Brief: Copy every line that contains the string "NÚMERO" from the entries below.

Task material:
==================================================

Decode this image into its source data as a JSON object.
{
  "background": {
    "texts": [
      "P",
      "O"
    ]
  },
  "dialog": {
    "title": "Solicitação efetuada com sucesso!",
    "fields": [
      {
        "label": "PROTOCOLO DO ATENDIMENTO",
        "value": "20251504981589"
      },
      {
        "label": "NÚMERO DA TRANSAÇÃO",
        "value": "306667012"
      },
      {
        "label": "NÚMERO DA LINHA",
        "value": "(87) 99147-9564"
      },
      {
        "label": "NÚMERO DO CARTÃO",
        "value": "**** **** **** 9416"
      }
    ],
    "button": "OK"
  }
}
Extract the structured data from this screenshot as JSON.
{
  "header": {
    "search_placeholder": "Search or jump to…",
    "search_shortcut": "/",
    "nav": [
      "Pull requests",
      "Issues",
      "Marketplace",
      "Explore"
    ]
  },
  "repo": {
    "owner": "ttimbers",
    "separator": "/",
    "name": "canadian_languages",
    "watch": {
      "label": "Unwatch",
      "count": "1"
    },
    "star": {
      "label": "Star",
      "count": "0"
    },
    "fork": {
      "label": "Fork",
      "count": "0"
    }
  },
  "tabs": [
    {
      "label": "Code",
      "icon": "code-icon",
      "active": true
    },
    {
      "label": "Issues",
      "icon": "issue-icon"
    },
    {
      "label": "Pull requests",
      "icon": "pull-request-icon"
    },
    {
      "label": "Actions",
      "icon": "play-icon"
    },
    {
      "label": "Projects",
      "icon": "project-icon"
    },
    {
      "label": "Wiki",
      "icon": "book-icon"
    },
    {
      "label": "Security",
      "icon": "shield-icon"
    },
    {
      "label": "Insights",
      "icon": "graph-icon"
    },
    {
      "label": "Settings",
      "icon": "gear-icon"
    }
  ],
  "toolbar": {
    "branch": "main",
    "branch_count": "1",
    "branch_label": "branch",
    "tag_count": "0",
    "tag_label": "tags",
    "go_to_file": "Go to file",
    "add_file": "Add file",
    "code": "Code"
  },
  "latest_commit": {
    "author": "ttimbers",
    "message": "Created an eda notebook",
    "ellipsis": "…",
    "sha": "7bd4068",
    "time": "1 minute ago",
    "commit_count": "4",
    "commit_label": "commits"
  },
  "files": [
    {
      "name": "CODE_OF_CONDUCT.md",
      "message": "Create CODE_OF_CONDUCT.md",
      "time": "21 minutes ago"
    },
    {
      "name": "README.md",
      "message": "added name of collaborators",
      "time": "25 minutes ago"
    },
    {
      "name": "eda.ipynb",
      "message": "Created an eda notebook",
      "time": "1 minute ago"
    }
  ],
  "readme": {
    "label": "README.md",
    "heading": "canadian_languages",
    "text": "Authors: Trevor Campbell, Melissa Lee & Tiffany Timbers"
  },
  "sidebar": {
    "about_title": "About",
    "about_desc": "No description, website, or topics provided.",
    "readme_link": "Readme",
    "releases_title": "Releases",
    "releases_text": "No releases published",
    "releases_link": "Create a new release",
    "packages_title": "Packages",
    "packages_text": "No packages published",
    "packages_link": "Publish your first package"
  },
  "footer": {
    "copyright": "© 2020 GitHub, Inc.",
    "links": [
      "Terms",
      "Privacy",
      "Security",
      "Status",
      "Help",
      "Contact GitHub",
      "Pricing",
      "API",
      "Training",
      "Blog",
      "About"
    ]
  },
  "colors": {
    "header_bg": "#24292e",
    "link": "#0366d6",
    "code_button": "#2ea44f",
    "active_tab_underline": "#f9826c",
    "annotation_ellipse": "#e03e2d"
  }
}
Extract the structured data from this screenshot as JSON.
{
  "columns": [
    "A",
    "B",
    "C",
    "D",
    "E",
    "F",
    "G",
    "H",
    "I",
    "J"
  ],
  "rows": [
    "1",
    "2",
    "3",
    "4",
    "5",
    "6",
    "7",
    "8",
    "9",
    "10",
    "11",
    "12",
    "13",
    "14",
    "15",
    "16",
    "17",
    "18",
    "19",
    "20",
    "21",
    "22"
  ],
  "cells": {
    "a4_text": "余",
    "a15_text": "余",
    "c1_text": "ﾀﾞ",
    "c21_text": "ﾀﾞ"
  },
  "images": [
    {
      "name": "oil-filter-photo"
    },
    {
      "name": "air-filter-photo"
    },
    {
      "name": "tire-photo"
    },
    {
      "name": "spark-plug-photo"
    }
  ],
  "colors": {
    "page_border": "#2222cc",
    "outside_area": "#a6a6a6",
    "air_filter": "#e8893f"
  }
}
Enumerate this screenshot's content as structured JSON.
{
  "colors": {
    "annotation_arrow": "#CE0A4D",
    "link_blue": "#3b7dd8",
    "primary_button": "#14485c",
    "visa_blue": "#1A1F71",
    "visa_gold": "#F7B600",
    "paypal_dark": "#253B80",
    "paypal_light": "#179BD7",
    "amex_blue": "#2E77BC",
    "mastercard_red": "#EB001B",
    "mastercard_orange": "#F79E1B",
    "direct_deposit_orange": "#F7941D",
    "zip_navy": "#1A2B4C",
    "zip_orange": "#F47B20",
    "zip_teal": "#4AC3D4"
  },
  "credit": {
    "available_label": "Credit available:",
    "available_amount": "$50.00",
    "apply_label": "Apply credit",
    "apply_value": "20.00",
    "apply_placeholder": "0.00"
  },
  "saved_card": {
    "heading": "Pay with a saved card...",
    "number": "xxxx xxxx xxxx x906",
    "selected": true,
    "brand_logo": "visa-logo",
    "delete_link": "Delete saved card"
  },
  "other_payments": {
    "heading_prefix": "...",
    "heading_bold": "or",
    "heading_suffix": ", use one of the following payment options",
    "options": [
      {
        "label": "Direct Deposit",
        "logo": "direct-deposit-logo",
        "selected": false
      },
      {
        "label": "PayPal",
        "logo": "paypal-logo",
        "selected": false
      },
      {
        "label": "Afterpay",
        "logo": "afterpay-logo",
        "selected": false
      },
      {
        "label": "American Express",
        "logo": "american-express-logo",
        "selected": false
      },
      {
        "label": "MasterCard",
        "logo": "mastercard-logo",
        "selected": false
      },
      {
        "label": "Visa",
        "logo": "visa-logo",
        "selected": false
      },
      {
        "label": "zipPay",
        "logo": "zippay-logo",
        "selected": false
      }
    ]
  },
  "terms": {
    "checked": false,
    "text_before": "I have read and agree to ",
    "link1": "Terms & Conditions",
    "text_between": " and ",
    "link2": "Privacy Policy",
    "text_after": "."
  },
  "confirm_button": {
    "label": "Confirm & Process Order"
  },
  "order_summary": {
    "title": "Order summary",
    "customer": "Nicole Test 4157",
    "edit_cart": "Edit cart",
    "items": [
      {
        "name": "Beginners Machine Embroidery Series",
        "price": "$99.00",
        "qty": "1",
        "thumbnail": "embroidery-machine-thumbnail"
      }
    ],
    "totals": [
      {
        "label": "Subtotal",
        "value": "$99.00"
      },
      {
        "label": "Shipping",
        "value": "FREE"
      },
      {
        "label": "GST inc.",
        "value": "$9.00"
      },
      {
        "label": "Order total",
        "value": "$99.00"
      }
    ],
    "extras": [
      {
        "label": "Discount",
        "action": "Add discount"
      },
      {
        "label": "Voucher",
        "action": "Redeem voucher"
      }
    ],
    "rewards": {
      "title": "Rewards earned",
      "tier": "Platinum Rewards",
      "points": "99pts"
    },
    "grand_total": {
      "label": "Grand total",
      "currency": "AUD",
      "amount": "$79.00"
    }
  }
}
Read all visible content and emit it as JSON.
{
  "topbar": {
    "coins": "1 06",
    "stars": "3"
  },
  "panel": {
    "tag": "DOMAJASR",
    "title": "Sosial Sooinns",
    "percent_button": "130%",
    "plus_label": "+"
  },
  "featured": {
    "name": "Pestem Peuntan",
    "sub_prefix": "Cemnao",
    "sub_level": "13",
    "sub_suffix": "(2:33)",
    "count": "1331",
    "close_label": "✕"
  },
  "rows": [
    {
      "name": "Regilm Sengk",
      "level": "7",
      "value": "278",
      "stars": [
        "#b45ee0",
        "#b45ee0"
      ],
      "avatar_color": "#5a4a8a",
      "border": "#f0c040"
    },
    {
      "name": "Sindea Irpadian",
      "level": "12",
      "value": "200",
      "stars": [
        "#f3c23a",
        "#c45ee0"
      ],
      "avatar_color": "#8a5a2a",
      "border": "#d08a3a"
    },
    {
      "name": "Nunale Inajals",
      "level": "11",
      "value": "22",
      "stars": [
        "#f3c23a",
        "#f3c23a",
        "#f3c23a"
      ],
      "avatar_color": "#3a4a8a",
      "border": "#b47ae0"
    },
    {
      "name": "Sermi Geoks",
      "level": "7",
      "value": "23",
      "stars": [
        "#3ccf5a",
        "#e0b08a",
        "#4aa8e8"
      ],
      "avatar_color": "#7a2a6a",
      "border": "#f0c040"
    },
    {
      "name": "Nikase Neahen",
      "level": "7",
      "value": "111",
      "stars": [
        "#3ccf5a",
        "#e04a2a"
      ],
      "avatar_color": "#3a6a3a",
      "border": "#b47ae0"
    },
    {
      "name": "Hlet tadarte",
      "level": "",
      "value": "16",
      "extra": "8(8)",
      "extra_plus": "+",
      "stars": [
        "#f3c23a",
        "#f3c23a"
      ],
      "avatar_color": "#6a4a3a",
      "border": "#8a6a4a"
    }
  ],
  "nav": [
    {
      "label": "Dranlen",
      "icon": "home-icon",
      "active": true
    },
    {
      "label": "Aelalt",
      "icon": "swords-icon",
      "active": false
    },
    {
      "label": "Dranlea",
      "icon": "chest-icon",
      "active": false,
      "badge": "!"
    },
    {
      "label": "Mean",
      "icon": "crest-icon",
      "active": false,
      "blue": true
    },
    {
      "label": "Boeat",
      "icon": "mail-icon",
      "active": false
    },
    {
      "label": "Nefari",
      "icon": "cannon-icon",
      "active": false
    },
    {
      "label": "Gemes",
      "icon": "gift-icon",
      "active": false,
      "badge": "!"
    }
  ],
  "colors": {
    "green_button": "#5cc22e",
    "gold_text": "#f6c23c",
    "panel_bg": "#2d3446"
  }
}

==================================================

Written reply:
        "label": "NÚMERO DA TRANSAÇÃO",
        "label": "NÚMERO DA LINHA",
        "label": "NÚMERO DO CARTÃO",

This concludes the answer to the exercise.